▶ **What to produce**:
If a line in the listing below includes the word "Model", pick it out.

Dataset entries Block Start

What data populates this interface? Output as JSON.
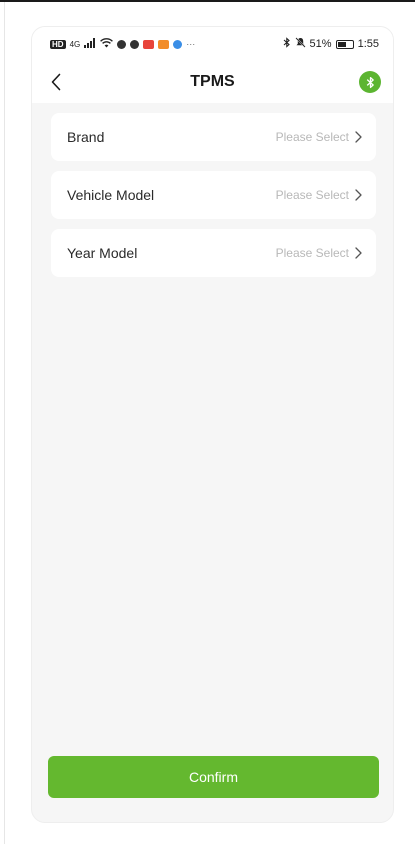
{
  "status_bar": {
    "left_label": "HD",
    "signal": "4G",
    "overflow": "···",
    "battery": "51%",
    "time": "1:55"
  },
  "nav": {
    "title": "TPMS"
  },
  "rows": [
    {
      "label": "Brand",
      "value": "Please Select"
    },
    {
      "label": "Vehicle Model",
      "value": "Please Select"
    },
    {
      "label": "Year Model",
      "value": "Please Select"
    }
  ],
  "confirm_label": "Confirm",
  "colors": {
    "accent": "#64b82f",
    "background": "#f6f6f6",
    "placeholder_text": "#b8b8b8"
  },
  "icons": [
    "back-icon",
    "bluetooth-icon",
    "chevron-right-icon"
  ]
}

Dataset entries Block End
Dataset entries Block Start

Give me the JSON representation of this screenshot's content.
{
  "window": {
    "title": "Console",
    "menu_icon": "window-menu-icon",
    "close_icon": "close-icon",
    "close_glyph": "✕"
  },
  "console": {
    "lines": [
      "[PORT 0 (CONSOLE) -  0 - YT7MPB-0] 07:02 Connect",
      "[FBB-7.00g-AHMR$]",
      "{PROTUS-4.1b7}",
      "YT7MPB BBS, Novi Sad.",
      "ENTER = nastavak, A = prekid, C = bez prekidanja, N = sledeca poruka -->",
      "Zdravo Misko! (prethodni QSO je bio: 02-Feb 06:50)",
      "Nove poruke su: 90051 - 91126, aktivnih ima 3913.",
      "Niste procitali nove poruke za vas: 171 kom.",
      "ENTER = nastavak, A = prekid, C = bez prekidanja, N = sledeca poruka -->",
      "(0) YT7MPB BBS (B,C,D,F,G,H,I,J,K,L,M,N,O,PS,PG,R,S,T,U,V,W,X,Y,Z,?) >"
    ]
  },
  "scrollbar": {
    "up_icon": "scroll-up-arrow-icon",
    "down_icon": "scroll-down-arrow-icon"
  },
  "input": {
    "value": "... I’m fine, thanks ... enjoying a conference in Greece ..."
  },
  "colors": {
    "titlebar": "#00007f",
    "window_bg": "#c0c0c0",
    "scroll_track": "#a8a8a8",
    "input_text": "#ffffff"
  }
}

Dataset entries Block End

▶ **Response for this exercise**:
      "label": "Vehicle Model",
      "label": "Year Model",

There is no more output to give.